> _Task directions_
The records below are to be reproduced exactly, with the pictures left out.

> _Available data_
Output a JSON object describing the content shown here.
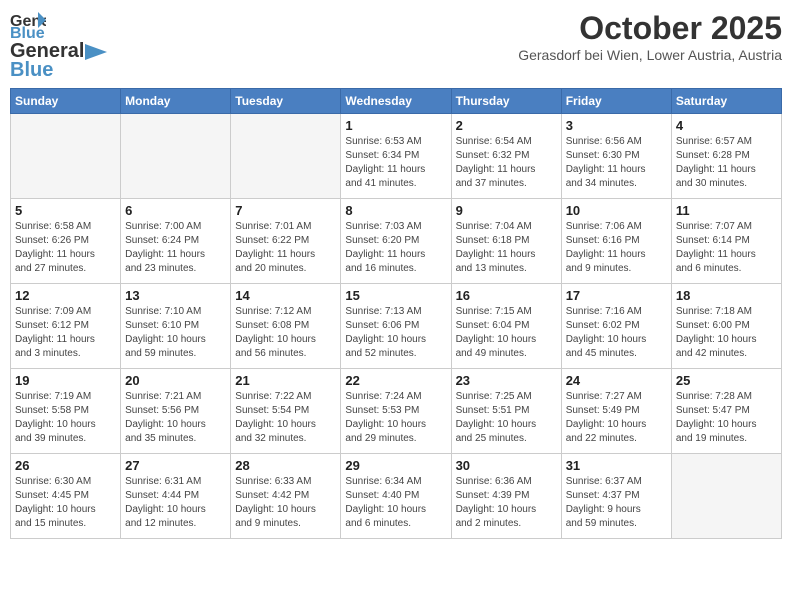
{
  "header": {
    "logo_general": "General",
    "logo_blue": "Blue",
    "month": "October 2025",
    "location": "Gerasdorf bei Wien, Lower Austria, Austria"
  },
  "days_of_week": [
    "Sunday",
    "Monday",
    "Tuesday",
    "Wednesday",
    "Thursday",
    "Friday",
    "Saturday"
  ],
  "weeks": [
    [
      {
        "day": "",
        "info": ""
      },
      {
        "day": "",
        "info": ""
      },
      {
        "day": "",
        "info": ""
      },
      {
        "day": "1",
        "info": "Sunrise: 6:53 AM\nSunset: 6:34 PM\nDaylight: 11 hours\nand 41 minutes."
      },
      {
        "day": "2",
        "info": "Sunrise: 6:54 AM\nSunset: 6:32 PM\nDaylight: 11 hours\nand 37 minutes."
      },
      {
        "day": "3",
        "info": "Sunrise: 6:56 AM\nSunset: 6:30 PM\nDaylight: 11 hours\nand 34 minutes."
      },
      {
        "day": "4",
        "info": "Sunrise: 6:57 AM\nSunset: 6:28 PM\nDaylight: 11 hours\nand 30 minutes."
      }
    ],
    [
      {
        "day": "5",
        "info": "Sunrise: 6:58 AM\nSunset: 6:26 PM\nDaylight: 11 hours\nand 27 minutes."
      },
      {
        "day": "6",
        "info": "Sunrise: 7:00 AM\nSunset: 6:24 PM\nDaylight: 11 hours\nand 23 minutes."
      },
      {
        "day": "7",
        "info": "Sunrise: 7:01 AM\nSunset: 6:22 PM\nDaylight: 11 hours\nand 20 minutes."
      },
      {
        "day": "8",
        "info": "Sunrise: 7:03 AM\nSunset: 6:20 PM\nDaylight: 11 hours\nand 16 minutes."
      },
      {
        "day": "9",
        "info": "Sunrise: 7:04 AM\nSunset: 6:18 PM\nDaylight: 11 hours\nand 13 minutes."
      },
      {
        "day": "10",
        "info": "Sunrise: 7:06 AM\nSunset: 6:16 PM\nDaylight: 11 hours\nand 9 minutes."
      },
      {
        "day": "11",
        "info": "Sunrise: 7:07 AM\nSunset: 6:14 PM\nDaylight: 11 hours\nand 6 minutes."
      }
    ],
    [
      {
        "day": "12",
        "info": "Sunrise: 7:09 AM\nSunset: 6:12 PM\nDaylight: 11 hours\nand 3 minutes."
      },
      {
        "day": "13",
        "info": "Sunrise: 7:10 AM\nSunset: 6:10 PM\nDaylight: 10 hours\nand 59 minutes."
      },
      {
        "day": "14",
        "info": "Sunrise: 7:12 AM\nSunset: 6:08 PM\nDaylight: 10 hours\nand 56 minutes."
      },
      {
        "day": "15",
        "info": "Sunrise: 7:13 AM\nSunset: 6:06 PM\nDaylight: 10 hours\nand 52 minutes."
      },
      {
        "day": "16",
        "info": "Sunrise: 7:15 AM\nSunset: 6:04 PM\nDaylight: 10 hours\nand 49 minutes."
      },
      {
        "day": "17",
        "info": "Sunrise: 7:16 AM\nSunset: 6:02 PM\nDaylight: 10 hours\nand 45 minutes."
      },
      {
        "day": "18",
        "info": "Sunrise: 7:18 AM\nSunset: 6:00 PM\nDaylight: 10 hours\nand 42 minutes."
      }
    ],
    [
      {
        "day": "19",
        "info": "Sunrise: 7:19 AM\nSunset: 5:58 PM\nDaylight: 10 hours\nand 39 minutes."
      },
      {
        "day": "20",
        "info": "Sunrise: 7:21 AM\nSunset: 5:56 PM\nDaylight: 10 hours\nand 35 minutes."
      },
      {
        "day": "21",
        "info": "Sunrise: 7:22 AM\nSunset: 5:54 PM\nDaylight: 10 hours\nand 32 minutes."
      },
      {
        "day": "22",
        "info": "Sunrise: 7:24 AM\nSunset: 5:53 PM\nDaylight: 10 hours\nand 29 minutes."
      },
      {
        "day": "23",
        "info": "Sunrise: 7:25 AM\nSunset: 5:51 PM\nDaylight: 10 hours\nand 25 minutes."
      },
      {
        "day": "24",
        "info": "Sunrise: 7:27 AM\nSunset: 5:49 PM\nDaylight: 10 hours\nand 22 minutes."
      },
      {
        "day": "25",
        "info": "Sunrise: 7:28 AM\nSunset: 5:47 PM\nDaylight: 10 hours\nand 19 minutes."
      }
    ],
    [
      {
        "day": "26",
        "info": "Sunrise: 6:30 AM\nSunset: 4:45 PM\nDaylight: 10 hours\nand 15 minutes."
      },
      {
        "day": "27",
        "info": "Sunrise: 6:31 AM\nSunset: 4:44 PM\nDaylight: 10 hours\nand 12 minutes."
      },
      {
        "day": "28",
        "info": "Sunrise: 6:33 AM\nSunset: 4:42 PM\nDaylight: 10 hours\nand 9 minutes."
      },
      {
        "day": "29",
        "info": "Sunrise: 6:34 AM\nSunset: 4:40 PM\nDaylight: 10 hours\nand 6 minutes."
      },
      {
        "day": "30",
        "info": "Sunrise: 6:36 AM\nSunset: 4:39 PM\nDaylight: 10 hours\nand 2 minutes."
      },
      {
        "day": "31",
        "info": "Sunrise: 6:37 AM\nSunset: 4:37 PM\nDaylight: 9 hours\nand 59 minutes."
      },
      {
        "day": "",
        "info": ""
      }
    ]
  ]
}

> _The answer_
Output a JSON object describing the content shown here.
{
  "header": {
    "logo_general": "General",
    "logo_blue": "Blue",
    "month": "October 2025",
    "location": "Gerasdorf bei Wien, Lower Austria, Austria"
  },
  "days_of_week": [
    "Sunday",
    "Monday",
    "Tuesday",
    "Wednesday",
    "Thursday",
    "Friday",
    "Saturday"
  ],
  "weeks": [
    [
      {
        "day": "",
        "info": ""
      },
      {
        "day": "",
        "info": ""
      },
      {
        "day": "",
        "info": ""
      },
      {
        "day": "1",
        "info": "Sunrise: 6:53 AM\nSunset: 6:34 PM\nDaylight: 11 hours\nand 41 minutes."
      },
      {
        "day": "2",
        "info": "Sunrise: 6:54 AM\nSunset: 6:32 PM\nDaylight: 11 hours\nand 37 minutes."
      },
      {
        "day": "3",
        "info": "Sunrise: 6:56 AM\nSunset: 6:30 PM\nDaylight: 11 hours\nand 34 minutes."
      },
      {
        "day": "4",
        "info": "Sunrise: 6:57 AM\nSunset: 6:28 PM\nDaylight: 11 hours\nand 30 minutes."
      }
    ],
    [
      {
        "day": "5",
        "info": "Sunrise: 6:58 AM\nSunset: 6:26 PM\nDaylight: 11 hours\nand 27 minutes."
      },
      {
        "day": "6",
        "info": "Sunrise: 7:00 AM\nSunset: 6:24 PM\nDaylight: 11 hours\nand 23 minutes."
      },
      {
        "day": "7",
        "info": "Sunrise: 7:01 AM\nSunset: 6:22 PM\nDaylight: 11 hours\nand 20 minutes."
      },
      {
        "day": "8",
        "info": "Sunrise: 7:03 AM\nSunset: 6:20 PM\nDaylight: 11 hours\nand 16 minutes."
      },
      {
        "day": "9",
        "info": "Sunrise: 7:04 AM\nSunset: 6:18 PM\nDaylight: 11 hours\nand 13 minutes."
      },
      {
        "day": "10",
        "info": "Sunrise: 7:06 AM\nSunset: 6:16 PM\nDaylight: 11 hours\nand 9 minutes."
      },
      {
        "day": "11",
        "info": "Sunrise: 7:07 AM\nSunset: 6:14 PM\nDaylight: 11 hours\nand 6 minutes."
      }
    ],
    [
      {
        "day": "12",
        "info": "Sunrise: 7:09 AM\nSunset: 6:12 PM\nDaylight: 11 hours\nand 3 minutes."
      },
      {
        "day": "13",
        "info": "Sunrise: 7:10 AM\nSunset: 6:10 PM\nDaylight: 10 hours\nand 59 minutes."
      },
      {
        "day": "14",
        "info": "Sunrise: 7:12 AM\nSunset: 6:08 PM\nDaylight: 10 hours\nand 56 minutes."
      },
      {
        "day": "15",
        "info": "Sunrise: 7:13 AM\nSunset: 6:06 PM\nDaylight: 10 hours\nand 52 minutes."
      },
      {
        "day": "16",
        "info": "Sunrise: 7:15 AM\nSunset: 6:04 PM\nDaylight: 10 hours\nand 49 minutes."
      },
      {
        "day": "17",
        "info": "Sunrise: 7:16 AM\nSunset: 6:02 PM\nDaylight: 10 hours\nand 45 minutes."
      },
      {
        "day": "18",
        "info": "Sunrise: 7:18 AM\nSunset: 6:00 PM\nDaylight: 10 hours\nand 42 minutes."
      }
    ],
    [
      {
        "day": "19",
        "info": "Sunrise: 7:19 AM\nSunset: 5:58 PM\nDaylight: 10 hours\nand 39 minutes."
      },
      {
        "day": "20",
        "info": "Sunrise: 7:21 AM\nSunset: 5:56 PM\nDaylight: 10 hours\nand 35 minutes."
      },
      {
        "day": "21",
        "info": "Sunrise: 7:22 AM\nSunset: 5:54 PM\nDaylight: 10 hours\nand 32 minutes."
      },
      {
        "day": "22",
        "info": "Sunrise: 7:24 AM\nSunset: 5:53 PM\nDaylight: 10 hours\nand 29 minutes."
      },
      {
        "day": "23",
        "info": "Sunrise: 7:25 AM\nSunset: 5:51 PM\nDaylight: 10 hours\nand 25 minutes."
      },
      {
        "day": "24",
        "info": "Sunrise: 7:27 AM\nSunset: 5:49 PM\nDaylight: 10 hours\nand 22 minutes."
      },
      {
        "day": "25",
        "info": "Sunrise: 7:28 AM\nSunset: 5:47 PM\nDaylight: 10 hours\nand 19 minutes."
      }
    ],
    [
      {
        "day": "26",
        "info": "Sunrise: 6:30 AM\nSunset: 4:45 PM\nDaylight: 10 hours\nand 15 minutes."
      },
      {
        "day": "27",
        "info": "Sunrise: 6:31 AM\nSunset: 4:44 PM\nDaylight: 10 hours\nand 12 minutes."
      },
      {
        "day": "28",
        "info": "Sunrise: 6:33 AM\nSunset: 4:42 PM\nDaylight: 10 hours\nand 9 minutes."
      },
      {
        "day": "29",
        "info": "Sunrise: 6:34 AM\nSunset: 4:40 PM\nDaylight: 10 hours\nand 6 minutes."
      },
      {
        "day": "30",
        "info": "Sunrise: 6:36 AM\nSunset: 4:39 PM\nDaylight: 10 hours\nand 2 minutes."
      },
      {
        "day": "31",
        "info": "Sunrise: 6:37 AM\nSunset: 4:37 PM\nDaylight: 9 hours\nand 59 minutes."
      },
      {
        "day": "",
        "info": ""
      }
    ]
  ]
}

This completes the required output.